**Problem statement:** I'd like every line from the material below that has "JSON" in it.

**Input records:**
+===+

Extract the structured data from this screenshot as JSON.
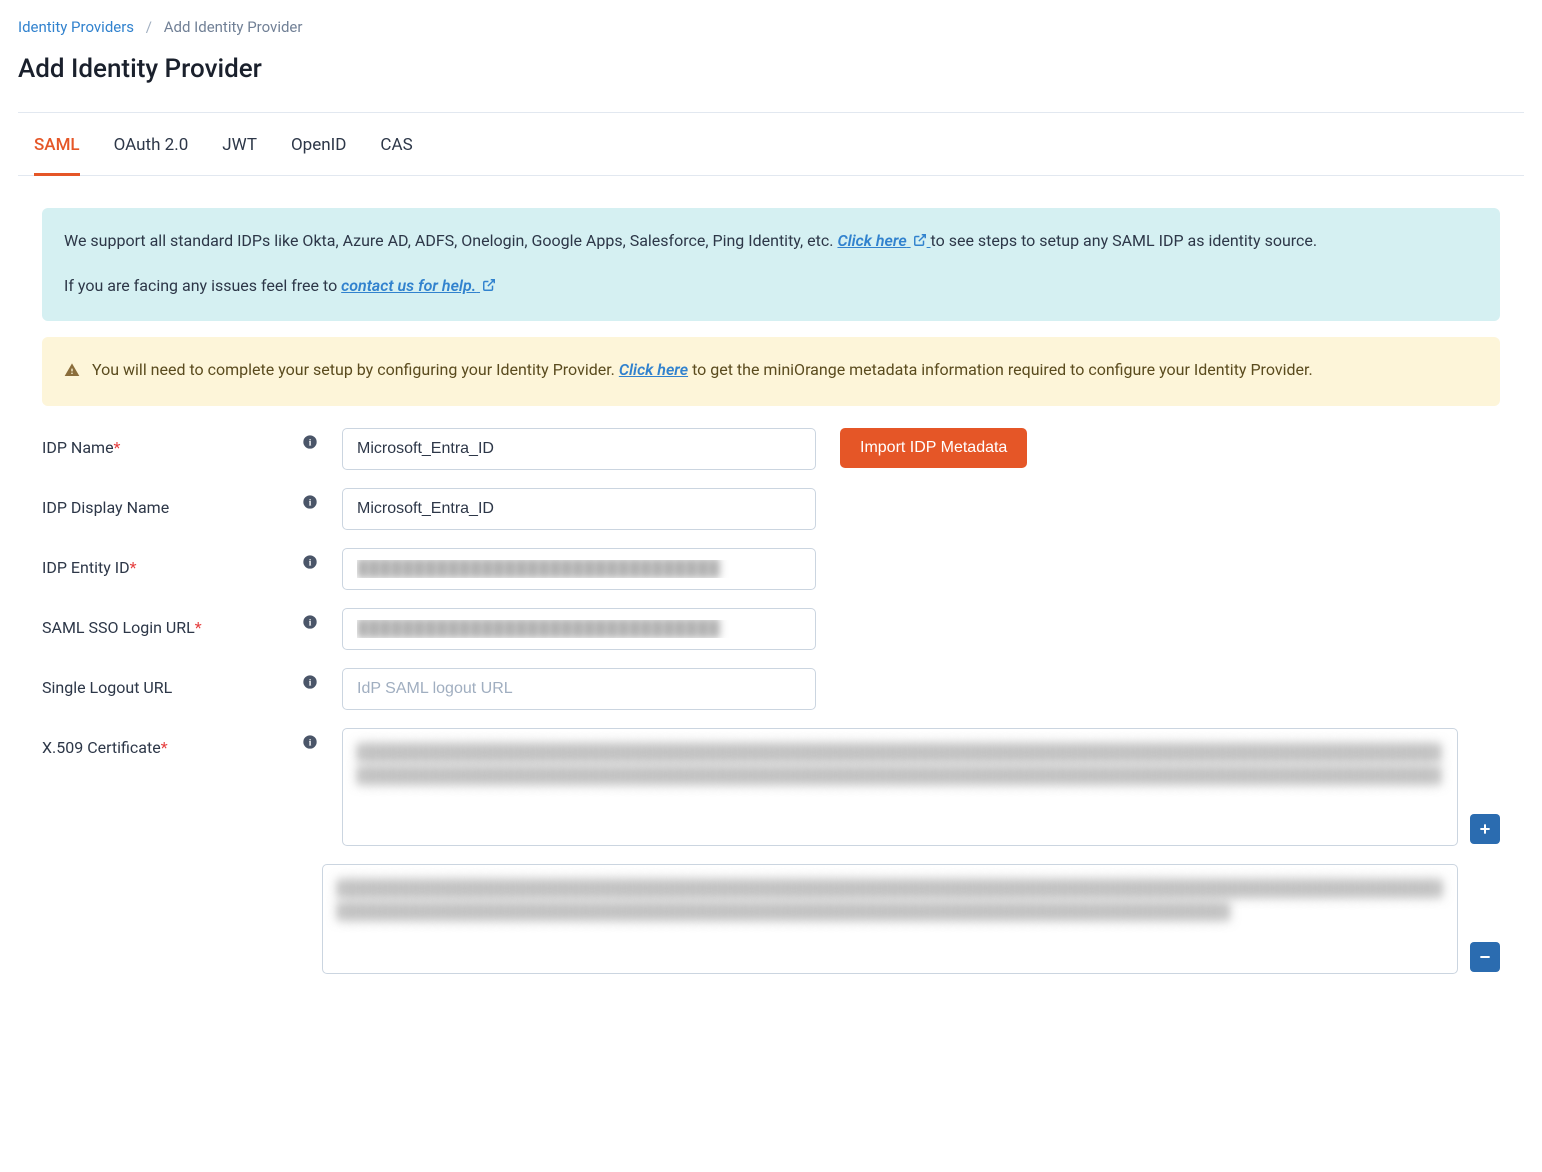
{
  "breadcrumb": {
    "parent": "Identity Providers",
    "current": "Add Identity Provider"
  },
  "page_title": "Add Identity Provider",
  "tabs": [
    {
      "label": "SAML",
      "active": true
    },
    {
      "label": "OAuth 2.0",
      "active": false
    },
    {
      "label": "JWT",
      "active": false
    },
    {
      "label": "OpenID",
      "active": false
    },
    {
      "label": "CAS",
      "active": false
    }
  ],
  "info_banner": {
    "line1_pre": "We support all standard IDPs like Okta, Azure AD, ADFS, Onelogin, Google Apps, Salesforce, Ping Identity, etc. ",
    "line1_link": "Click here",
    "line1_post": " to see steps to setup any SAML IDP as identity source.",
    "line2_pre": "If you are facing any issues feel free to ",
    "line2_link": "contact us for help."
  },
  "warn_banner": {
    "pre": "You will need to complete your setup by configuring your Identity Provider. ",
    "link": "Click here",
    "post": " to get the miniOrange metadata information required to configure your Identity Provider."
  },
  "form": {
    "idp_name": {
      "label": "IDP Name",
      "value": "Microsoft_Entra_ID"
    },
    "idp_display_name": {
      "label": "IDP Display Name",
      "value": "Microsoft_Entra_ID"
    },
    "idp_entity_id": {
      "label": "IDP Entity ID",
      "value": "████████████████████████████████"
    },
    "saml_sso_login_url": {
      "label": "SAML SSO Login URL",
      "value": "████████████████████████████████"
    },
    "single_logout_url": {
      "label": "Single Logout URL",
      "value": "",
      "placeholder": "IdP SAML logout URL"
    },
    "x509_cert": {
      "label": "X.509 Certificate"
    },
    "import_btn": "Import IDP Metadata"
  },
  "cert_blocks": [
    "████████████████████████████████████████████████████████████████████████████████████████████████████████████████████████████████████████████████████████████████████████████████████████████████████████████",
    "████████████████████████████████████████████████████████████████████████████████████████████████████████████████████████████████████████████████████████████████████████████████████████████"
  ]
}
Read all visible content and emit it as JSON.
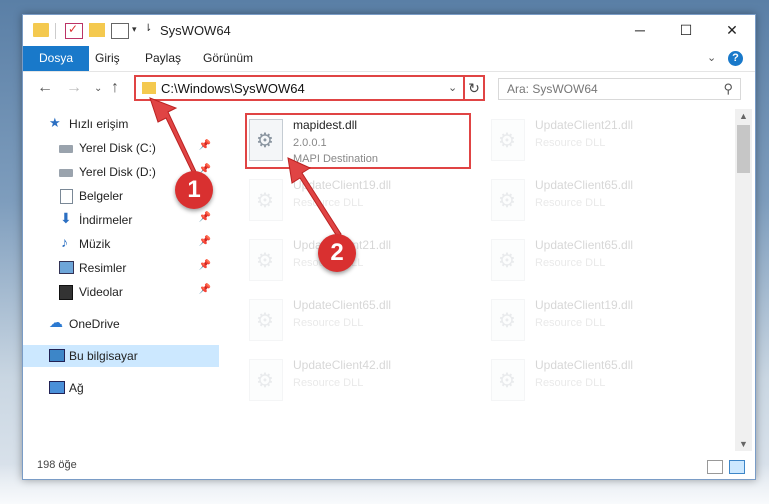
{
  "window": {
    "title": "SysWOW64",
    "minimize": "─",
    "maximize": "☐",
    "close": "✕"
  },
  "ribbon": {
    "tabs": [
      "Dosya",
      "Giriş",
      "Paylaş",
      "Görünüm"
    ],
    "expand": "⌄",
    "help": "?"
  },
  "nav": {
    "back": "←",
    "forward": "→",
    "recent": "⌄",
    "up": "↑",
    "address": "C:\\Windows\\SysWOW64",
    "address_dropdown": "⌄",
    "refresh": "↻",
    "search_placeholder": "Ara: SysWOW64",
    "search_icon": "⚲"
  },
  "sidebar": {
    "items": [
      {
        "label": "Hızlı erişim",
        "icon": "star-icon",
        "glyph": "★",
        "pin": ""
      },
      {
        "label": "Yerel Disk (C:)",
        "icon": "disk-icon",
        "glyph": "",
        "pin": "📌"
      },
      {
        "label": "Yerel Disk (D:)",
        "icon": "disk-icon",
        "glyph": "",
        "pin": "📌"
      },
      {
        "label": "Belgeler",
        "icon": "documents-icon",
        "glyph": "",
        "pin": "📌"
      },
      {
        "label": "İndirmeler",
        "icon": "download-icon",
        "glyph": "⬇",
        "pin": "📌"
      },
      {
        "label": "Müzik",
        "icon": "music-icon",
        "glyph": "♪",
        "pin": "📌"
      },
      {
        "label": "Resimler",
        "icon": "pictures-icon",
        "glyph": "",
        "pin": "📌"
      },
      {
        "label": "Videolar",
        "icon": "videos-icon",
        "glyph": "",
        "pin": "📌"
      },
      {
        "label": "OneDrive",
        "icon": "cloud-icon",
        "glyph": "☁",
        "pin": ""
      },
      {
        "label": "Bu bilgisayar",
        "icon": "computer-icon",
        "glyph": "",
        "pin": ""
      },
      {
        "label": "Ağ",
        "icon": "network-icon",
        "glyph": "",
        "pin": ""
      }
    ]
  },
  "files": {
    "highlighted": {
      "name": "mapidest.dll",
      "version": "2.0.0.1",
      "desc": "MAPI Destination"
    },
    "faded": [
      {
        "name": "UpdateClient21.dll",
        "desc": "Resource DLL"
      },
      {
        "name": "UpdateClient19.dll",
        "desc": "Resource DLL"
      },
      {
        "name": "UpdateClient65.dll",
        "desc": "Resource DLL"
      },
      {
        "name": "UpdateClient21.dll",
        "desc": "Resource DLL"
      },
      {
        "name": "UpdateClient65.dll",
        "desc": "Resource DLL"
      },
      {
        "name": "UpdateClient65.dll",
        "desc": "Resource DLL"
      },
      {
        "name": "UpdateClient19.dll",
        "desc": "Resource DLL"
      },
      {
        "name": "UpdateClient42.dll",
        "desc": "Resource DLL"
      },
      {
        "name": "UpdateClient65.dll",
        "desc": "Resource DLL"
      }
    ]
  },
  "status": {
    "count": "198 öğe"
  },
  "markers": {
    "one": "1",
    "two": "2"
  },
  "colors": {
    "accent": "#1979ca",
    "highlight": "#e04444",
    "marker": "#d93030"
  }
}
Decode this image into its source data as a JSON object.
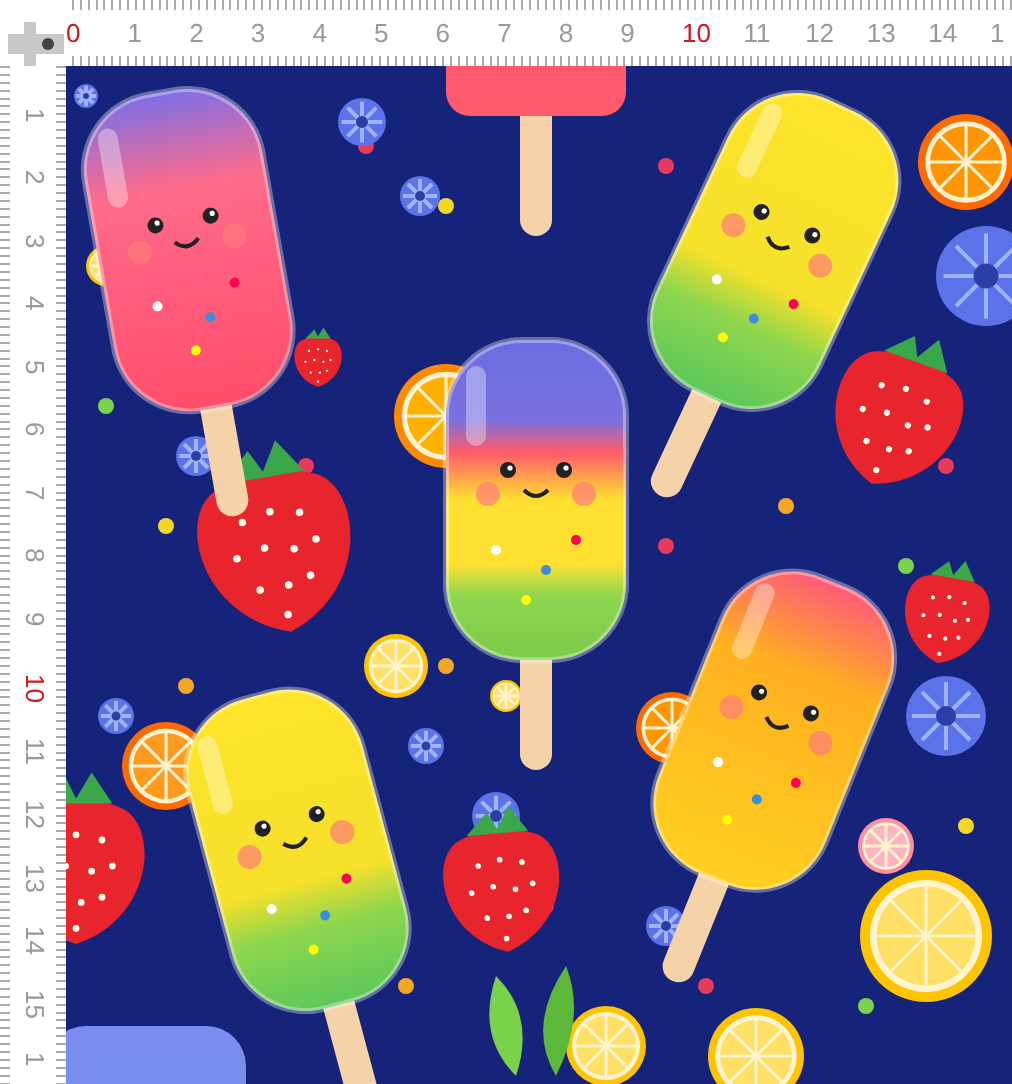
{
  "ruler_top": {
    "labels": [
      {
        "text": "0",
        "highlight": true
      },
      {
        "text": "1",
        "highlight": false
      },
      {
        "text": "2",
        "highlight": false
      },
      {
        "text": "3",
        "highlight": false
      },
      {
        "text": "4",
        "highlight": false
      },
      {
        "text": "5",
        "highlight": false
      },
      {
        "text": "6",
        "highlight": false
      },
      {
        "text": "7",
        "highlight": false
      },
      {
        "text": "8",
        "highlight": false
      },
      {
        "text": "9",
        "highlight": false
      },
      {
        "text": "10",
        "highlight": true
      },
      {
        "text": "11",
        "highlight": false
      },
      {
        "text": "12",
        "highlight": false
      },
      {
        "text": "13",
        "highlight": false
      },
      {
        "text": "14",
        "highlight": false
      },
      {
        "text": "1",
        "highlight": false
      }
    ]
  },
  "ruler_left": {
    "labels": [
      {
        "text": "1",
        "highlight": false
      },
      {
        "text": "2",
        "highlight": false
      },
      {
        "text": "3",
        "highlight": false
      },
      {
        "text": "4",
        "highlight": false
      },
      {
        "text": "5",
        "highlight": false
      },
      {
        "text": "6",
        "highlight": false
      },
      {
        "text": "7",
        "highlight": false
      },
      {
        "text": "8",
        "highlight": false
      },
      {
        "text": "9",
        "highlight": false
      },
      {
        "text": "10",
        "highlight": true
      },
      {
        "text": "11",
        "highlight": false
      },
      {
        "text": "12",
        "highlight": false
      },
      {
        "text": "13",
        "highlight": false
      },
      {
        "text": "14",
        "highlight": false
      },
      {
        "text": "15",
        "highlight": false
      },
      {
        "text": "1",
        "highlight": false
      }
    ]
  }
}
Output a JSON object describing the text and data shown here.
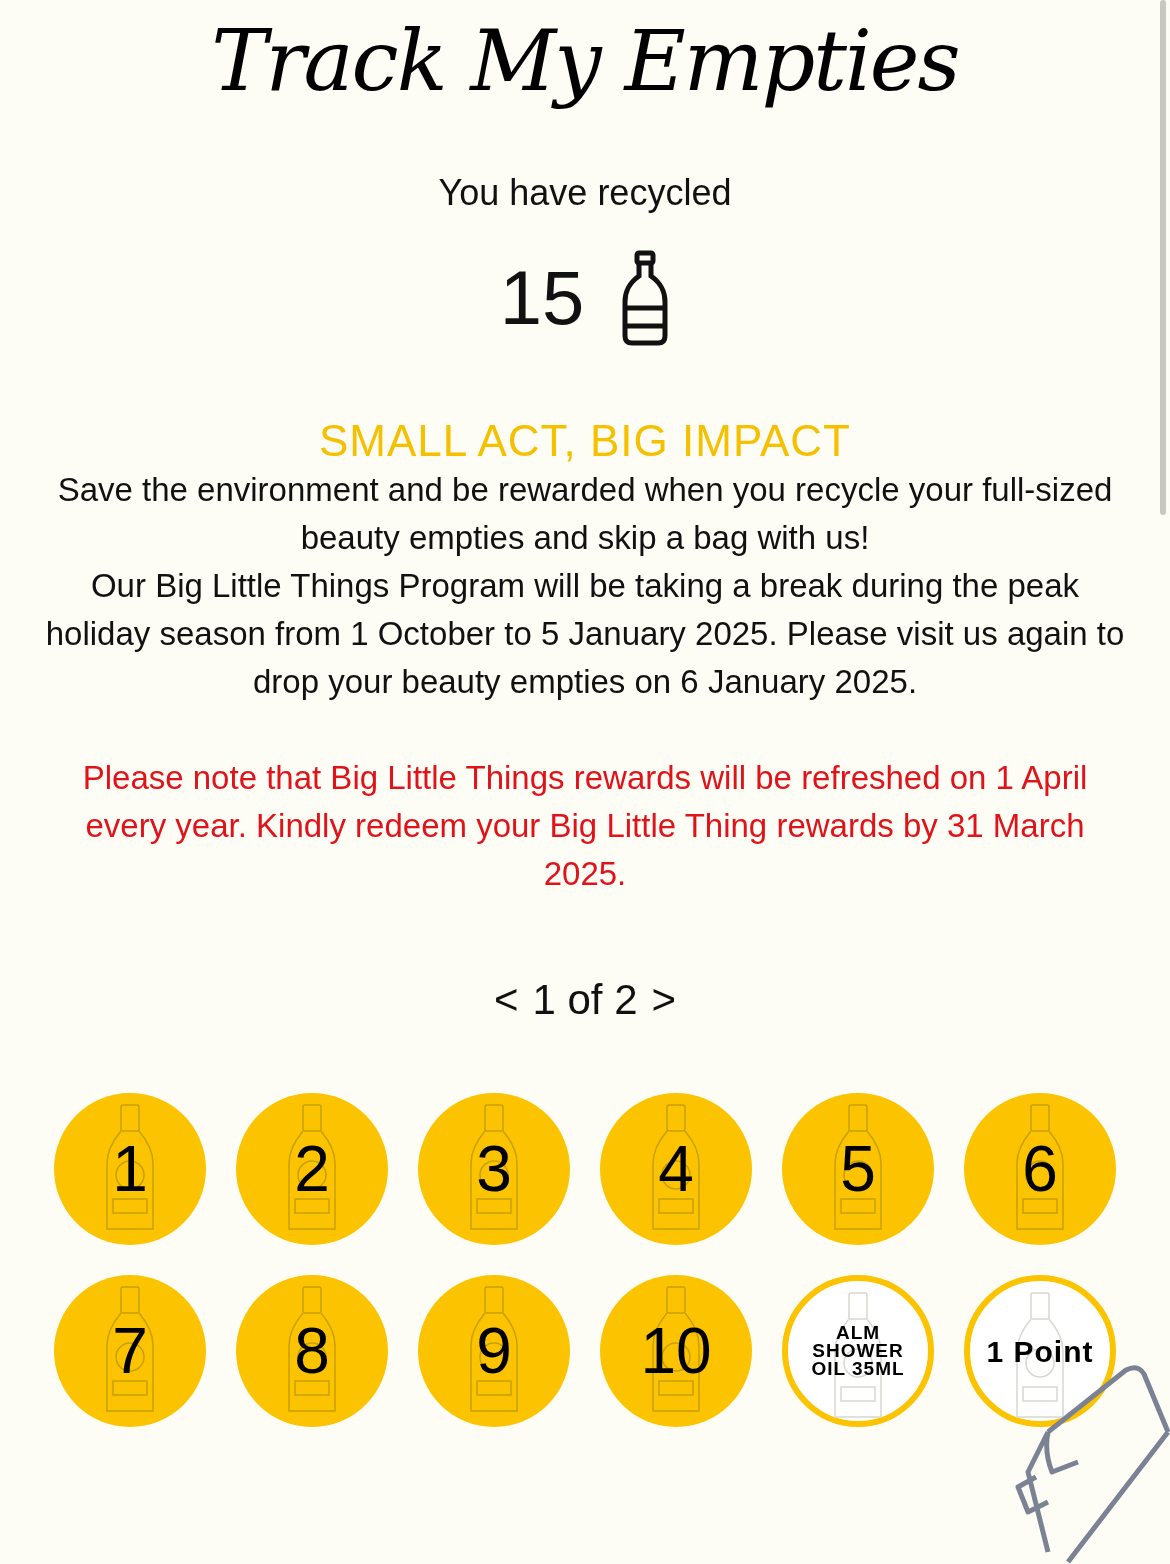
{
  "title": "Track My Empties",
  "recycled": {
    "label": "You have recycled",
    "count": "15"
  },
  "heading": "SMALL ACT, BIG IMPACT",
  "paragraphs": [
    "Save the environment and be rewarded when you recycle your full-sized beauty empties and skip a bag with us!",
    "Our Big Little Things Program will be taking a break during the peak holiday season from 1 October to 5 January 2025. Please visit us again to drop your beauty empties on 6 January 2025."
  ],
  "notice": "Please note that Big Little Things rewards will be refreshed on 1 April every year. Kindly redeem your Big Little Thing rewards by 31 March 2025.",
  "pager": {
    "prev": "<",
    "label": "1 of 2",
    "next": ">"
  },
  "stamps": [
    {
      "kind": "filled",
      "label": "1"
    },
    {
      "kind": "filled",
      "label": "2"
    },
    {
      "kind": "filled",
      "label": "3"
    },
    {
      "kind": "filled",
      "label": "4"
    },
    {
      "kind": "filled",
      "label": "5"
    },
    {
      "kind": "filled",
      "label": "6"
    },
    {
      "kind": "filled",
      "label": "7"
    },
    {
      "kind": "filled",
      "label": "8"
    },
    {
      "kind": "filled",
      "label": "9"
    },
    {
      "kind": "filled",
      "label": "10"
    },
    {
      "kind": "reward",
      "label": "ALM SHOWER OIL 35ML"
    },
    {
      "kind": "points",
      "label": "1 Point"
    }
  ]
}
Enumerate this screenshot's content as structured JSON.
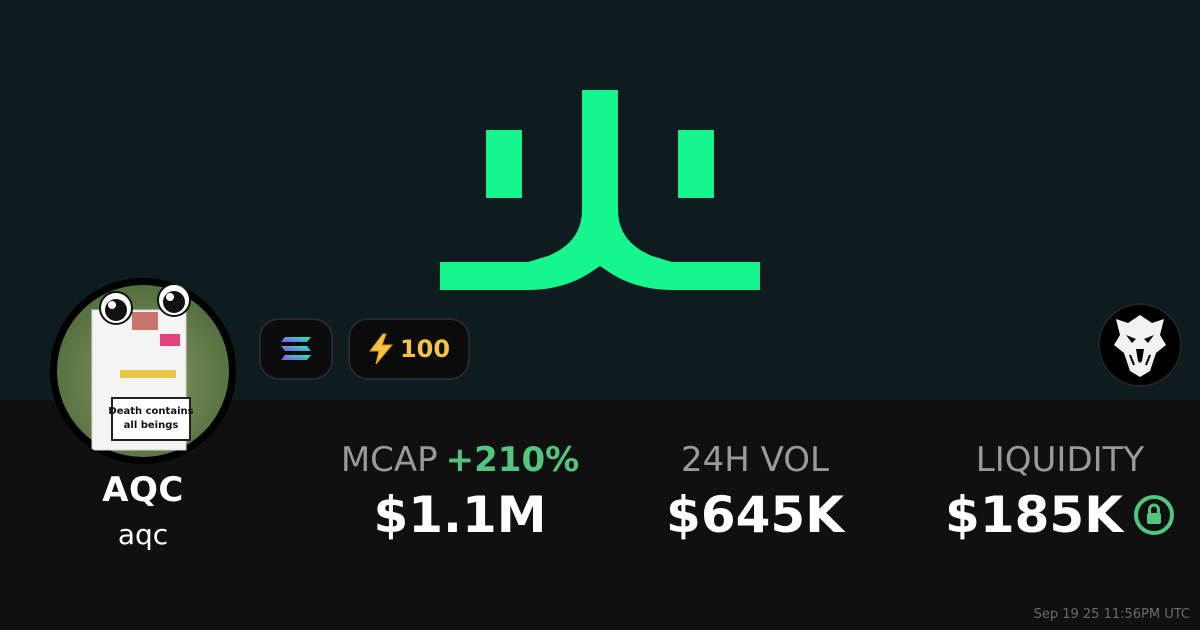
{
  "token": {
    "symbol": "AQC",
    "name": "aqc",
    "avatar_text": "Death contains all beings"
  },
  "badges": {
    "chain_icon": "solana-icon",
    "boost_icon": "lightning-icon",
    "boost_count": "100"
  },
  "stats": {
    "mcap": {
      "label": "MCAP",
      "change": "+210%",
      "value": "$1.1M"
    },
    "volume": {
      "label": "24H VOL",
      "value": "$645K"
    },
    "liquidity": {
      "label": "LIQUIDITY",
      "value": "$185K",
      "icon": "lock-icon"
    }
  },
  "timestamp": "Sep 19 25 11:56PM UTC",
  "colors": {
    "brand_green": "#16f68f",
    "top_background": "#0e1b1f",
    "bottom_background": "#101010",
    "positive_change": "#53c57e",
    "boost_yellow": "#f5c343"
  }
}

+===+

**Task result:**
Extract the structured data from this screenshot as JSON.
Read all visible content and emit it as JSON.
Decode this image into its source data as a JSON object.
Output a JSON object describing the text and data shown here.
Enumerate this screenshot's content as structured JSON.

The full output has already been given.